Because HIV can be transmitted through breast milk, it is recommended that women living with HIV do not breastfeed their babies. This recommendation applies to all women living with HIV, regardless of whether they are on antiretroviral medication or have a low viral load.

Formula

Formula feeding is a healthy option that many women, with HIV and without, turn to for a variety of reasons. Generations of people have been formula fed and grown up to be healthy and well adjusted.

Oak Tree Clinic has a program that provides free formula for infants born in British Columbia to mothers living with HIV.

Opportunities

Some women see the opportunity in formula feeding. You can schedule feedings more easily, sleep or take a break while someone else feeds the baby, and have other members of your family share in the experience of feeding the baby.

You can also eat what you want without worrying about how it will affect the baby. You’ll know exactly how much your baby has eaten by measuring what goes in and out of the bottle, and you’ll know what nutrients the baby is getting by deciding on a formula.

Challenges

Some women mourn the loss of breastfeeding. But know that you can still bond strongly with your baby. Making eye contact, holding your baby, and talking and singing to your baby are a few of the ways that a close relationship is formed between a baby and mother.

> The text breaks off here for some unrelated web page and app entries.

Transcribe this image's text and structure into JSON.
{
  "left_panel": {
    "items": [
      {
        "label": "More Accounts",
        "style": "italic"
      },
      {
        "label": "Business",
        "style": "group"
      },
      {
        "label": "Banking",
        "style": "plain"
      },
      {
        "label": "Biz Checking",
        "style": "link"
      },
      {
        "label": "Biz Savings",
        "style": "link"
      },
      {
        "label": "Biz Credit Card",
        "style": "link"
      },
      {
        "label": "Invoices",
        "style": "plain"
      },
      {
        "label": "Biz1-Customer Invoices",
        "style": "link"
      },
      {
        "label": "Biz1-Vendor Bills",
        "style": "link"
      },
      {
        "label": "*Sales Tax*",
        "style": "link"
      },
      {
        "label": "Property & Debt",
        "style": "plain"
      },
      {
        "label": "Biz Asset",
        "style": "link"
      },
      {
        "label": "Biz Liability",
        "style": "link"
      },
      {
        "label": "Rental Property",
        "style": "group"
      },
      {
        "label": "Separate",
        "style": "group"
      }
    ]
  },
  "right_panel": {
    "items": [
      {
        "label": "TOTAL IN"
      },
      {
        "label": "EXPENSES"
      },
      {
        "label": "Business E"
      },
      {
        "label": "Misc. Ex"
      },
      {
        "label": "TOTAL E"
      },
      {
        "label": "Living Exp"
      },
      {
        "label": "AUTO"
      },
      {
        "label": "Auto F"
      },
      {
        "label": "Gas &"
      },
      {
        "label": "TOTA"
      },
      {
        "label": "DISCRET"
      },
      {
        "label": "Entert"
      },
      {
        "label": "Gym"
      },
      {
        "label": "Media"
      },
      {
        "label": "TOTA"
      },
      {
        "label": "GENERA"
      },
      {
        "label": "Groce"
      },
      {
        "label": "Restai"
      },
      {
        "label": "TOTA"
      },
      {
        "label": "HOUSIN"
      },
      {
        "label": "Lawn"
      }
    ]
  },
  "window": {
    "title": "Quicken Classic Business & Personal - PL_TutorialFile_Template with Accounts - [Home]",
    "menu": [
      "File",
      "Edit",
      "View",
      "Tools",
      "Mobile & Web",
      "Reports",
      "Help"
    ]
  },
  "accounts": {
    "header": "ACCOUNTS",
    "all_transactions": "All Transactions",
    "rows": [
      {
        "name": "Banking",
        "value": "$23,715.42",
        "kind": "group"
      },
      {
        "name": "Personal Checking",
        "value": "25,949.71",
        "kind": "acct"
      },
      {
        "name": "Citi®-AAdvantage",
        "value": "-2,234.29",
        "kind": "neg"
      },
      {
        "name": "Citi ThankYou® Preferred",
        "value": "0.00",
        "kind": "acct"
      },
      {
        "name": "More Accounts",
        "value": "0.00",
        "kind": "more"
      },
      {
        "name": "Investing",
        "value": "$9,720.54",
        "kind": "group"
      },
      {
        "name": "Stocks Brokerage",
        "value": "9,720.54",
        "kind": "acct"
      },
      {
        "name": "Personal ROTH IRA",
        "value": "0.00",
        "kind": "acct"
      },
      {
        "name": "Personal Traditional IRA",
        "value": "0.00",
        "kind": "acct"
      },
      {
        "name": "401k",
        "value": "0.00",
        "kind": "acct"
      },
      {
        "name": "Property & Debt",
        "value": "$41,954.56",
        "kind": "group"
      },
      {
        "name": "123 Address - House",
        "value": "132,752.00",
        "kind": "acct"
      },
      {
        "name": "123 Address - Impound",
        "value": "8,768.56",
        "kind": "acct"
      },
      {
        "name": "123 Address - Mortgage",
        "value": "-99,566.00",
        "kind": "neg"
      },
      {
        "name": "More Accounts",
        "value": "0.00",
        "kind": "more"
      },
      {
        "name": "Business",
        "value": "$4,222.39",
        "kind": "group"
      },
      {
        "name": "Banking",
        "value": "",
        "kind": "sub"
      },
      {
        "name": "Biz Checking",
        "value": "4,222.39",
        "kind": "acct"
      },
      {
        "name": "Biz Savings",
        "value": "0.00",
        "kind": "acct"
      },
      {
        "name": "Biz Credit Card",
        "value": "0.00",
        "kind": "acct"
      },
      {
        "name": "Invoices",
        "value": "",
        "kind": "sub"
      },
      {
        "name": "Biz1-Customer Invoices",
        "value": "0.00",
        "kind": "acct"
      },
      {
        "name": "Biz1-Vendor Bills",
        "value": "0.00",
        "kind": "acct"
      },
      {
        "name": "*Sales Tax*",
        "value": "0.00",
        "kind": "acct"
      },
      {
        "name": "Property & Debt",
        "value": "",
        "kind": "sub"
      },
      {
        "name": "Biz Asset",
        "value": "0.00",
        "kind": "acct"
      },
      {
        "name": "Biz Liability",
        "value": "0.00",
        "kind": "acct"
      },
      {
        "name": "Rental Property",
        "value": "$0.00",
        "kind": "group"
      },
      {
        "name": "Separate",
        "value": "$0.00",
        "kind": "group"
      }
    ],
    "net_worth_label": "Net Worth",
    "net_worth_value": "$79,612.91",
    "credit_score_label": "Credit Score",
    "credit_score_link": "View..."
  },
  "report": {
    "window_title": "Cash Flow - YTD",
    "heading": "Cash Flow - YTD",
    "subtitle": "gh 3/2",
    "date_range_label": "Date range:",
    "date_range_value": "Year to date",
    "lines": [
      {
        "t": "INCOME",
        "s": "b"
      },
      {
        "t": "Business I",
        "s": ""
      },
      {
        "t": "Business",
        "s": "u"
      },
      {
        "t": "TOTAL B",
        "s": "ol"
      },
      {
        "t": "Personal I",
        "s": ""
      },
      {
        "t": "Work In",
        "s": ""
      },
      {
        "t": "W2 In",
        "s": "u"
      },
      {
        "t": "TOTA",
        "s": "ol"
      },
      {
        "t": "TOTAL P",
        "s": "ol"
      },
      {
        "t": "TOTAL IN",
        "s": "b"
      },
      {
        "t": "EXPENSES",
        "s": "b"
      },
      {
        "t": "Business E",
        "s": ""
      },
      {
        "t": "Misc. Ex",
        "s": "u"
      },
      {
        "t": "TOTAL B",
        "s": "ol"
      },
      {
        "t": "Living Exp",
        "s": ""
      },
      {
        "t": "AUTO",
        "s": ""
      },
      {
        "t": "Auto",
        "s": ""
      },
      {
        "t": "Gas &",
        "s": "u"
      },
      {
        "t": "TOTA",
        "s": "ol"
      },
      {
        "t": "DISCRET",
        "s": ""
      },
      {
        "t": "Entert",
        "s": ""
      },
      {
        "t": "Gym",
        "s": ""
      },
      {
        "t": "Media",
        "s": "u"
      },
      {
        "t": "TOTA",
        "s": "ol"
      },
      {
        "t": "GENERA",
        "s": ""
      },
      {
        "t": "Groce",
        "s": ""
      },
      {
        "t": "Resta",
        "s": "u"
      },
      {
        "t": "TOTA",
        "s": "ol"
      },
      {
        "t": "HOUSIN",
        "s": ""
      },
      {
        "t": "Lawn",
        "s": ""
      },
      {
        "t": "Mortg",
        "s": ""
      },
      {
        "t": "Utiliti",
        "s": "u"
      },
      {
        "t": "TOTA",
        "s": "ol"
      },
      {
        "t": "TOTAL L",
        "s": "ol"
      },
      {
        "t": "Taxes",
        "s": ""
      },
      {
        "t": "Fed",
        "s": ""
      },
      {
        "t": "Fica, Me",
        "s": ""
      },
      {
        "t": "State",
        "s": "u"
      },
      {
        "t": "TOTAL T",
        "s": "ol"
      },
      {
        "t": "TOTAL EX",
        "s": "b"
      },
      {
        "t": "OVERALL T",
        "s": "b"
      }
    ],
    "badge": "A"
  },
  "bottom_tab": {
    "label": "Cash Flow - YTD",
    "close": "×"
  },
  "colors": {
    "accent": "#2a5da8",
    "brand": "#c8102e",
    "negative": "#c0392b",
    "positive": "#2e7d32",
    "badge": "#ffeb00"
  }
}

By not breastfeeding, women living with HIV may experience disapproval or confusion from people. If people hassle you about why you aren’t breastfeeding and you don’t want to share your HIV-positive status with them, that’s okay. There are many other reasons why women may not breastfeed. You can say you are taking medications that aren’t compatible with breastfeeding (one woman used her migraine medication as an excuse), or you can say that you’re not producing enough milk, or you can say that the baby wouldn’t latch onto the nipple.